In addition to crosscutting among amorous combinations, director Fisher Stevens shuffles the chronology, to suggest alternative chains of causation. And about an hour into the proceedings, he rewinds the tape to the fateful scene in Brussels, to imagine another outcome to the encounter between Dag and Rebecca. It is all very clever, but details of the screenplay — such as a traveler who chooses flights according to the onboard movie, and a psychopathic waitress who works in a bowling alley and lurks in a hospital — are dictated by whimsy more than inspiration. Except for Zoe Caldwell playing an aging, autocratic choreographer not afraid to speak her dirty mind, the characters are chess pieces; the viewer is the bored. — Steven G. Kellman
"Two tastes that taste lame together"
Writ. & dir. Brian Koppelman, David Levien; feat. Barry Pepper, Vin Diesel, Seth Green, Andrew Davoli, Dennis Hopper, John Malkovich, Tom Noonan (R)

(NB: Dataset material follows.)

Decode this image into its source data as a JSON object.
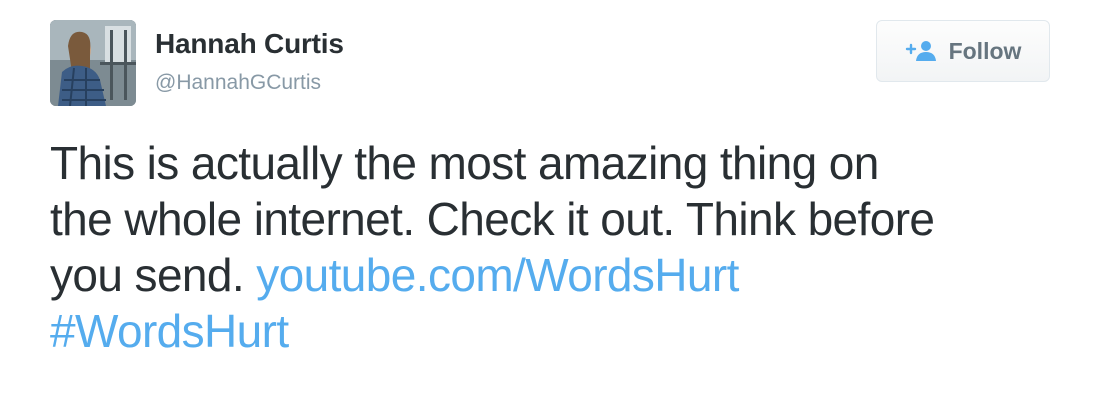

One would rather not judge a film by its trip through the Hollywood release machine, but for what it's worth, Knockaround Guys was first shown in Spain in November 2001, then wound its way through four other countries before appearing here.
This second effort by the writing partners behind Rounders finds four friends trying their hand at gangsterhood, and despite their leather and haircuts, failing badly. Matty (Pepper) commissions his cokehead pilot pal Johnny Marbles (Green) to pick up a bag of money in Spokane and fly it home to Brooklyn. Soon both guys, and two more, are in Wibaux, Montana, trying to retrieve the cash from the local sheriff. They don't take nearly as many punches as one might expect, but they get slapped around a bit.
Knockaround Guys is sincere enough, but forgets whence it comes. Buddy films and gangster films are doubtless not destined for frequent successful marriage. We have learned from the latter genre that crime does not brook true friendship. In the end, you die alone. Even if you get out of the life, it'll hurt. The audience has to hurt, too, but that pain will only come from sympathy, and as far as the screenplay draws these friends as too bland, or too dumb, to build pathos. Throw in a silly premise for Marbles losing the money, and a silly accent for John Malkovich, and wave bye-bye to the box office. Let's wish better things for the next Koppelman/Levien joint, The Runaway Jury, should it ever get to see a projector. — Jonathan Marcus